*** Opening Supplied data ***

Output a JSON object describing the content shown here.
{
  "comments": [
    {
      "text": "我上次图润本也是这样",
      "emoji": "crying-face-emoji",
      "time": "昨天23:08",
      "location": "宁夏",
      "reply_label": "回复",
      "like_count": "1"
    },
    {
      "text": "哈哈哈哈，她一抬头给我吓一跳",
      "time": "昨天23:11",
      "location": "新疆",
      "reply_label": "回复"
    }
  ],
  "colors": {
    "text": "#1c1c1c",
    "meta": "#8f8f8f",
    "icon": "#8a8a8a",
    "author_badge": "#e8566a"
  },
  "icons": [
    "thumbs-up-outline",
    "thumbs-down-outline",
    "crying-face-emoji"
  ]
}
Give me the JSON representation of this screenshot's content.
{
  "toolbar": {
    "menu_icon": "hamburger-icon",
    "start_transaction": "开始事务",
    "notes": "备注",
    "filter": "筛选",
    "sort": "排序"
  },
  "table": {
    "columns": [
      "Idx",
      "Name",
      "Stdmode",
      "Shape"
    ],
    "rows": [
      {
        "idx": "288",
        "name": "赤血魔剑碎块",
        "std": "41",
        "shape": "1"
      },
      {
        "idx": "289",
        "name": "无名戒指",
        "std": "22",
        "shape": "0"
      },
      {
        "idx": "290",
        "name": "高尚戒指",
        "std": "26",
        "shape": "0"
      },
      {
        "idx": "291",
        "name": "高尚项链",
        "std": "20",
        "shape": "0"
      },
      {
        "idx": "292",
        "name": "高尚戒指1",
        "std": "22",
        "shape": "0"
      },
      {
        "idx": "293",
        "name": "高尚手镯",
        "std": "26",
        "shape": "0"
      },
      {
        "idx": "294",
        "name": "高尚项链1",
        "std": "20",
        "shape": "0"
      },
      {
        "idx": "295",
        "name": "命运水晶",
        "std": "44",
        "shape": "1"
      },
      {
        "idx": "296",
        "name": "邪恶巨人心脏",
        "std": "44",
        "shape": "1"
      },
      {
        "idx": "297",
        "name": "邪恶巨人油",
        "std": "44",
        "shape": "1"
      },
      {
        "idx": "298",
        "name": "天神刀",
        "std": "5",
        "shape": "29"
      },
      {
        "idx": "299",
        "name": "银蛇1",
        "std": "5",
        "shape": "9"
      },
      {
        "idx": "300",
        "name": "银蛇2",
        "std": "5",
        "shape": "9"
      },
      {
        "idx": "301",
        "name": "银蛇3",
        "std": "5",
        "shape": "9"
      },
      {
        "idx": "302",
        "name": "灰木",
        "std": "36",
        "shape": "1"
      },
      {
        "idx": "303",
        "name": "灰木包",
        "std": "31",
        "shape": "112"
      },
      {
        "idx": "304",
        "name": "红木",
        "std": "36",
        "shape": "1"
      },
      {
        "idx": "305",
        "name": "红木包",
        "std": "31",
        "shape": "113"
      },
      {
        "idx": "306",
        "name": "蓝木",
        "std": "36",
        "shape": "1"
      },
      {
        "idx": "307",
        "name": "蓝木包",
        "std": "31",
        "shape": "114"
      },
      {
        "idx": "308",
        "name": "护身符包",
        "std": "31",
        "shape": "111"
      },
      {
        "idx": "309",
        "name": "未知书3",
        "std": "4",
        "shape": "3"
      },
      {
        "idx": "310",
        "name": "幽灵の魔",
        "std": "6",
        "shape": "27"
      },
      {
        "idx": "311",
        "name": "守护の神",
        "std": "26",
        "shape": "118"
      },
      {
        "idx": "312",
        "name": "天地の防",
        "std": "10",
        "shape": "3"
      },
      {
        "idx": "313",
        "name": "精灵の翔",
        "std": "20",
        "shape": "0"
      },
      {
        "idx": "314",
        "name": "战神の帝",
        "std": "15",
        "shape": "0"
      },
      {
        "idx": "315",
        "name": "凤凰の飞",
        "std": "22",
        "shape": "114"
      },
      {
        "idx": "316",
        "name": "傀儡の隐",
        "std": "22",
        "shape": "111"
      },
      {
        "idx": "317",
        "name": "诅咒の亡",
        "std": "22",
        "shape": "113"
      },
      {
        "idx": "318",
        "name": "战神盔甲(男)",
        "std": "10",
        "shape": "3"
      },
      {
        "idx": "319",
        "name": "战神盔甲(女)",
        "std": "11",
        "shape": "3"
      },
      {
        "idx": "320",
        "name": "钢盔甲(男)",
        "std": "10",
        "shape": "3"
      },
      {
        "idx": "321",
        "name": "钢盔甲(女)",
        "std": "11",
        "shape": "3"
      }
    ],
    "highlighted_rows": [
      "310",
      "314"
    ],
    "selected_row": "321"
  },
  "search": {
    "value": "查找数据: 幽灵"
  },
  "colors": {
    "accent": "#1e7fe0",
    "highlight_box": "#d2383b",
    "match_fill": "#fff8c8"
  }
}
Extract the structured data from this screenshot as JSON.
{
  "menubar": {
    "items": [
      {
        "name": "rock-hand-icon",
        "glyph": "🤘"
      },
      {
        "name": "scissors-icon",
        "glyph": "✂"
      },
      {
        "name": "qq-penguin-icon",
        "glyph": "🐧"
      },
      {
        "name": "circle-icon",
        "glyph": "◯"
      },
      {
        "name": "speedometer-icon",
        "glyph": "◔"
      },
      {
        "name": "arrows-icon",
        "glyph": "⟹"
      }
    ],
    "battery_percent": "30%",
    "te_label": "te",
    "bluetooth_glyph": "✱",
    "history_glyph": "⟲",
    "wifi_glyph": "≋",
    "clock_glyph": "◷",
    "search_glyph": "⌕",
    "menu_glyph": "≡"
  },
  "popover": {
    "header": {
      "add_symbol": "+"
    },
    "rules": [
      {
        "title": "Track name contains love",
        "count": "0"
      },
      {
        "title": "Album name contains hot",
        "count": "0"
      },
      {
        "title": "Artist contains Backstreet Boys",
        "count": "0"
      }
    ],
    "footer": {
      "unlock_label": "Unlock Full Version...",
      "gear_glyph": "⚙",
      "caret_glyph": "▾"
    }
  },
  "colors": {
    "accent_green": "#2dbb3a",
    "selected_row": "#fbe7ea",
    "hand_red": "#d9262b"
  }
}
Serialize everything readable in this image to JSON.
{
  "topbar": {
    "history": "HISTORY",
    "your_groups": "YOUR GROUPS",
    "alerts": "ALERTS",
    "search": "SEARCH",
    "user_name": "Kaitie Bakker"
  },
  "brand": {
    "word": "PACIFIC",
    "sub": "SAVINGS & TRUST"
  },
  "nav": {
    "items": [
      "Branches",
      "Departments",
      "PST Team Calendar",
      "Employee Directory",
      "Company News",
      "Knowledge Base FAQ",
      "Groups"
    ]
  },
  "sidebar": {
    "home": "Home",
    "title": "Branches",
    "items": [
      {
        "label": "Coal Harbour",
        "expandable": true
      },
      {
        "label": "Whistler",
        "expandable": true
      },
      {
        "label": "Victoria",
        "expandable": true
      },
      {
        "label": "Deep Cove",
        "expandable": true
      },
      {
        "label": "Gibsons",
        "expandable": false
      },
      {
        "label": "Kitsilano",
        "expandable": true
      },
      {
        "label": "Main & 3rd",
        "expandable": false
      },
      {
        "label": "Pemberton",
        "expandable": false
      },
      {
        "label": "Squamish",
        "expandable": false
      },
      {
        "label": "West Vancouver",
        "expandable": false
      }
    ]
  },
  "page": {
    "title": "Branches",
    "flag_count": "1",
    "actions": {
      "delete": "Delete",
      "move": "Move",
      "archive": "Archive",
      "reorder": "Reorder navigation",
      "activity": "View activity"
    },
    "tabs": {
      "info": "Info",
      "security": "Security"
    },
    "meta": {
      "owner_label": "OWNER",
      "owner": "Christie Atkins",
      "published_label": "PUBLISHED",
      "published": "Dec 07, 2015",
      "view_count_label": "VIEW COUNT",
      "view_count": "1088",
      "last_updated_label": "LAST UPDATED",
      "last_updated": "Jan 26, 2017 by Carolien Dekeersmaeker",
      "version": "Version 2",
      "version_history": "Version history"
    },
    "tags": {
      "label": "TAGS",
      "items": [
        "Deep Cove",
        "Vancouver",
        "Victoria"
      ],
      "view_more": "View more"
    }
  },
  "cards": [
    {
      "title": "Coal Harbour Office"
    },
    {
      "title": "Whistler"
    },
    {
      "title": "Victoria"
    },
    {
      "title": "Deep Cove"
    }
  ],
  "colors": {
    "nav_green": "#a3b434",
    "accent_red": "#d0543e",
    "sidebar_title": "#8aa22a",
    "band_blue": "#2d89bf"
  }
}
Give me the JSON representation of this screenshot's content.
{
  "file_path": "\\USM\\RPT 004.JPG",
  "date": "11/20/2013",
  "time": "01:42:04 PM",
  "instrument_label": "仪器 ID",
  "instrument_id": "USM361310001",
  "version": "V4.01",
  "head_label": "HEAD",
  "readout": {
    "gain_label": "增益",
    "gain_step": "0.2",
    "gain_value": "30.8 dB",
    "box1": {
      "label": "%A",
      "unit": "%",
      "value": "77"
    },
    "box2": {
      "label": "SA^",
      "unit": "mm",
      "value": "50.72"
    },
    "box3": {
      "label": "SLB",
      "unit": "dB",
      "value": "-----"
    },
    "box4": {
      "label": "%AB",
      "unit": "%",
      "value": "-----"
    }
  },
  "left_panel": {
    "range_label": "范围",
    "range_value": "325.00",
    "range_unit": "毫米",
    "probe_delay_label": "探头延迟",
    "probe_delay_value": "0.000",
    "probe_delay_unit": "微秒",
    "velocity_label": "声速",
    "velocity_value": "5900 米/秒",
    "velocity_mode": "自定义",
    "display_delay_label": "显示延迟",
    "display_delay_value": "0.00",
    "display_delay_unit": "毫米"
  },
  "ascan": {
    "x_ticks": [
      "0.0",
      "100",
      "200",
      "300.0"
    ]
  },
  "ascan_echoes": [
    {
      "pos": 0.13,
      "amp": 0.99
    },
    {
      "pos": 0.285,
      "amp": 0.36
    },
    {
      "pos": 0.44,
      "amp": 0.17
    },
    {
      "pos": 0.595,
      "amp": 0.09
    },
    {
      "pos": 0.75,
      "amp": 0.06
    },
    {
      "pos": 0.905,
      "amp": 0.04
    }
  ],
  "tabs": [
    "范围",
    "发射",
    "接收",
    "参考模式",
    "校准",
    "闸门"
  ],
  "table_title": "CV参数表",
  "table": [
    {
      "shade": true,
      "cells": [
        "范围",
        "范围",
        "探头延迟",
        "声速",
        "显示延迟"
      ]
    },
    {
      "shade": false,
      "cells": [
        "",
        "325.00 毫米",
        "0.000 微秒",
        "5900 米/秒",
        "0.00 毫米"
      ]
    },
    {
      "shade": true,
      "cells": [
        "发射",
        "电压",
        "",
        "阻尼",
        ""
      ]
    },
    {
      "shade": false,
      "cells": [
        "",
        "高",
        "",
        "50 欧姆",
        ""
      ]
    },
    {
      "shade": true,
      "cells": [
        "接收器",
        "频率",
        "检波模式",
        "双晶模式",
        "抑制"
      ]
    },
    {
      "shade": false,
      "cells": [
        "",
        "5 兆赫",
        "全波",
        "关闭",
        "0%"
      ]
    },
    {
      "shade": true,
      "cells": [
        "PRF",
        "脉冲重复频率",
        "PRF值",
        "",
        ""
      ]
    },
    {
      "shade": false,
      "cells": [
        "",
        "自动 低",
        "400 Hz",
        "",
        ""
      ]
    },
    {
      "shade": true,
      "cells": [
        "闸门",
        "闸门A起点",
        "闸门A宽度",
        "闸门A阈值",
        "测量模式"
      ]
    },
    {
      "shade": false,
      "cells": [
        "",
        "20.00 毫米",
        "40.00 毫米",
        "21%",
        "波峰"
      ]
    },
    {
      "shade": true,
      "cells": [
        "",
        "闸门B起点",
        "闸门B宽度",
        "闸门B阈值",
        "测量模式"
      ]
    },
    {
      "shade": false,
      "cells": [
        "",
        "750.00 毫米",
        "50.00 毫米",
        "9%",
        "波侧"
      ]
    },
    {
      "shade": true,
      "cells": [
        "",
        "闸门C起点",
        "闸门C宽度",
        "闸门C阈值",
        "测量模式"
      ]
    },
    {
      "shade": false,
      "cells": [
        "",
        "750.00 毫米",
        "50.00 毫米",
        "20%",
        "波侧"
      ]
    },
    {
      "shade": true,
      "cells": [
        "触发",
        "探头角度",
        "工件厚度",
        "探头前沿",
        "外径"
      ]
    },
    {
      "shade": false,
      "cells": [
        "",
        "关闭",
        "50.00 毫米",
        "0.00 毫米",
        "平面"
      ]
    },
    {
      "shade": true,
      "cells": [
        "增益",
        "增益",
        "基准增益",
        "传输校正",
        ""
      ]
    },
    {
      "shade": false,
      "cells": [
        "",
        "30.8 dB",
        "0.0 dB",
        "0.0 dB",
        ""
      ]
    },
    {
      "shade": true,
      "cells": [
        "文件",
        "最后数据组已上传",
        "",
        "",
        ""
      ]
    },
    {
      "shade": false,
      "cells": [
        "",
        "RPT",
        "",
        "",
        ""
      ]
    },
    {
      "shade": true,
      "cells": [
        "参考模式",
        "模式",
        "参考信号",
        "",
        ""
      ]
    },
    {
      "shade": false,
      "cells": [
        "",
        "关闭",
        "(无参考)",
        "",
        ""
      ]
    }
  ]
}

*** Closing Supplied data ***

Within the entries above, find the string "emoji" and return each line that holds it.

      "emoji": "crying-face-emoji",
    "crying-face-emoji"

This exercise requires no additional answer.